:: EXERCISE BRIEF ::
Search the records for the word "Instagram" and copy every line in which it occurs.

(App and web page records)
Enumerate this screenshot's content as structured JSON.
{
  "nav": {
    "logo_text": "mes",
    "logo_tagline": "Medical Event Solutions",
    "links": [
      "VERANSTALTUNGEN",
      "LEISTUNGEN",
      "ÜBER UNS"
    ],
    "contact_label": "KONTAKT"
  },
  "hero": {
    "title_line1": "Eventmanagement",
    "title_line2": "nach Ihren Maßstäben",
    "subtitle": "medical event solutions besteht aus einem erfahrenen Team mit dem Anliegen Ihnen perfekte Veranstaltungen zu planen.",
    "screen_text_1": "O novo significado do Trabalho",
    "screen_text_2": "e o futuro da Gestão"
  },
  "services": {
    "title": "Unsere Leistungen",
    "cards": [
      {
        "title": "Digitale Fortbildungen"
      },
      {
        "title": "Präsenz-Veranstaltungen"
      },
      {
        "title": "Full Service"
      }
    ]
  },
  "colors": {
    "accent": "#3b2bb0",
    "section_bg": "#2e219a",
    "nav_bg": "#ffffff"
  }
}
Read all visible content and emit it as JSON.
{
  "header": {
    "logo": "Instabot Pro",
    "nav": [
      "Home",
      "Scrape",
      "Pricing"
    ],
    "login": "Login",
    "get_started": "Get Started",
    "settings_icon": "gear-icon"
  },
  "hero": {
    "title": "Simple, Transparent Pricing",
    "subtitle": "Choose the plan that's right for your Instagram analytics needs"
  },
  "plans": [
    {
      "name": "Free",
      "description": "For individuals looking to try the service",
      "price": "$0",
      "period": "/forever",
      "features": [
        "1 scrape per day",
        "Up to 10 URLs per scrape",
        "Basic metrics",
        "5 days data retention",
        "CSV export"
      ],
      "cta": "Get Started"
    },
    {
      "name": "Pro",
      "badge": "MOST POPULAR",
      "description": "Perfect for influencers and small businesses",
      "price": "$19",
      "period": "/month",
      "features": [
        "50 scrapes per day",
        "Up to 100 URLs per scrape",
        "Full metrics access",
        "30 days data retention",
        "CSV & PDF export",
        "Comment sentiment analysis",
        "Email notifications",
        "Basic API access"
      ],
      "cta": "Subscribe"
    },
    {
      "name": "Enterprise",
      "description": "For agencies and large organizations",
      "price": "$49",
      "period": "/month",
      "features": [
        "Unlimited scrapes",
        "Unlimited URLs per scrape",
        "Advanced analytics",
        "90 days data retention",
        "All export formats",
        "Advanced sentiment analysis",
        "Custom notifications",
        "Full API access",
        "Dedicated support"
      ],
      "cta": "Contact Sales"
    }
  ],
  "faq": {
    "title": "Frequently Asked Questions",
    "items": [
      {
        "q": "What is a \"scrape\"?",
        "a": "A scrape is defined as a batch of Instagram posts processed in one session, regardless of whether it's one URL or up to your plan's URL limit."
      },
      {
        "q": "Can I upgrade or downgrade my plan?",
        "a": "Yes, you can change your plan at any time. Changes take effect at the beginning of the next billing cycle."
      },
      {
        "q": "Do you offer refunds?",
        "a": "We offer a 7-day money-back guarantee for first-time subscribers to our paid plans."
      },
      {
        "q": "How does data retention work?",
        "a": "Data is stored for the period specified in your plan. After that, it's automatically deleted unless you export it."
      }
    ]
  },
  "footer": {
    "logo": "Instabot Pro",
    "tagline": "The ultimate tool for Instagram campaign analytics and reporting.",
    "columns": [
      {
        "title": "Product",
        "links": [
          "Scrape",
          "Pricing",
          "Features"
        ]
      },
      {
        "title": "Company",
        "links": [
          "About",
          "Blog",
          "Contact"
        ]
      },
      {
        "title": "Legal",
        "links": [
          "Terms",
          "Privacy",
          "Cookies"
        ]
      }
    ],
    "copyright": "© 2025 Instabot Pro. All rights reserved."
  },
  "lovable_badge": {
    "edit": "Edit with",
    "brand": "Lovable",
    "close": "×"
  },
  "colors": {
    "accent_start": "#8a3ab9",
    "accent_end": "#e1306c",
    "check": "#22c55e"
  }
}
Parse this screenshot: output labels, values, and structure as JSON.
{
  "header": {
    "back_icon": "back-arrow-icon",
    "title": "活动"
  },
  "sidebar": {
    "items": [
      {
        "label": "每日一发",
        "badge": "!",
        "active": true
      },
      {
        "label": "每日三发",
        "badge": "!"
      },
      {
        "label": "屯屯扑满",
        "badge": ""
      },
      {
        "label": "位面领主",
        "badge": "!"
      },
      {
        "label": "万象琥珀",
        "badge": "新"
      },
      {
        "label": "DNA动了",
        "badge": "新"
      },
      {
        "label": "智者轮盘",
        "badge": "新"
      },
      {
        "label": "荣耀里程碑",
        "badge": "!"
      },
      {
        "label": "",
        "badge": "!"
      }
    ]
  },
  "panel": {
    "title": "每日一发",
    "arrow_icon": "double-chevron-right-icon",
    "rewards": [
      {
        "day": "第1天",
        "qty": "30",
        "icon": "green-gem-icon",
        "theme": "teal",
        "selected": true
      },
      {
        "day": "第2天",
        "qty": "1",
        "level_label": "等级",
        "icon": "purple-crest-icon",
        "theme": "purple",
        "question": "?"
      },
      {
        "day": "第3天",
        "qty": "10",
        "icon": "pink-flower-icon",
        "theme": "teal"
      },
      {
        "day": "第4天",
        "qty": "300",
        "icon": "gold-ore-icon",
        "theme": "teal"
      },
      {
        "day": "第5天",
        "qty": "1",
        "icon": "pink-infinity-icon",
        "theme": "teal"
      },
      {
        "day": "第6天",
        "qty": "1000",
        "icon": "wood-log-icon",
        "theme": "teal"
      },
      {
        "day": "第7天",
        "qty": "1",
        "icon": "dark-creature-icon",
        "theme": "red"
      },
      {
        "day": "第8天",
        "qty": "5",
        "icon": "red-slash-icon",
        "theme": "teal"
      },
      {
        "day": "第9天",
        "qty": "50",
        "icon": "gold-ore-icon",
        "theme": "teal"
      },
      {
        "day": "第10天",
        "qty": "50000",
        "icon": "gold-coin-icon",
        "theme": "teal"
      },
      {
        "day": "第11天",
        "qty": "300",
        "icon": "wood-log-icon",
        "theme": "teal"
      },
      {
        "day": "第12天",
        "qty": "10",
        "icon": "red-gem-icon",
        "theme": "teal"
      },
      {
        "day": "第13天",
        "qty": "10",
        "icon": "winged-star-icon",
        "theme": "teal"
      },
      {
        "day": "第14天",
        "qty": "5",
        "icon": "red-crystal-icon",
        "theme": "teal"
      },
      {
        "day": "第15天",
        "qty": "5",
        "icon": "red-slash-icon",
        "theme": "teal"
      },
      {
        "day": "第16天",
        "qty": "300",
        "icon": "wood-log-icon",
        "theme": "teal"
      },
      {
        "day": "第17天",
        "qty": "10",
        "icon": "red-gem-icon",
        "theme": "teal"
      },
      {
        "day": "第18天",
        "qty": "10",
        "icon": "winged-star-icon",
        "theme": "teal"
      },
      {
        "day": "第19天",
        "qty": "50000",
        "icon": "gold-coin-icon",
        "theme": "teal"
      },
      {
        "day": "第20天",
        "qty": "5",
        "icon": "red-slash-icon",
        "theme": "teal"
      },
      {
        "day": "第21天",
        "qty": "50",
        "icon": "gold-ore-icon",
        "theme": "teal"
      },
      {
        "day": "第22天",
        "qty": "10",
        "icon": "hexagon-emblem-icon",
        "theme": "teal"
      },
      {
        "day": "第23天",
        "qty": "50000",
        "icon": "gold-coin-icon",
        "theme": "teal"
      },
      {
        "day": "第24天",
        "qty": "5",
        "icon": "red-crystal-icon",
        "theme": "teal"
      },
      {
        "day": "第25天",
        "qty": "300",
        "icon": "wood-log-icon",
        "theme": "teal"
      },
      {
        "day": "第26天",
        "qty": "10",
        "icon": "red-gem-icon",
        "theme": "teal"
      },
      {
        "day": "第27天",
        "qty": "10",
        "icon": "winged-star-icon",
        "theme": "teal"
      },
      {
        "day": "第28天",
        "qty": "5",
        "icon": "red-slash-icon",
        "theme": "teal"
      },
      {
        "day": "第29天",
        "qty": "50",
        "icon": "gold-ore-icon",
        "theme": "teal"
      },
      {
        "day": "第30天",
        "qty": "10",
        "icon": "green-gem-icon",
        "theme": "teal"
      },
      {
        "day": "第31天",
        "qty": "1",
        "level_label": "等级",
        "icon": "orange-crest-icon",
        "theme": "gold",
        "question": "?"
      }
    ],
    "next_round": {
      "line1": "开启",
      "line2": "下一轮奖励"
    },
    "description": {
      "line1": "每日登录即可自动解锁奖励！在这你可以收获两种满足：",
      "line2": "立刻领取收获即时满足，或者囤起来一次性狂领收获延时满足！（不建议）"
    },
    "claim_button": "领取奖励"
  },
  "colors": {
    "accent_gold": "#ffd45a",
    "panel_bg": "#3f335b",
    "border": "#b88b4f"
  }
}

:: TASK RESULT ::
    "subtitle": "Choose the plan that's right for your Instagram analytics needs"
        "a": "A scrape is defined as a batch of Instagram posts processed in one session, regardless of whether it's one URL or up to your plan's URL limit."
    "tagline": "The ultimate tool for Instagram campaign analytics and reporting.",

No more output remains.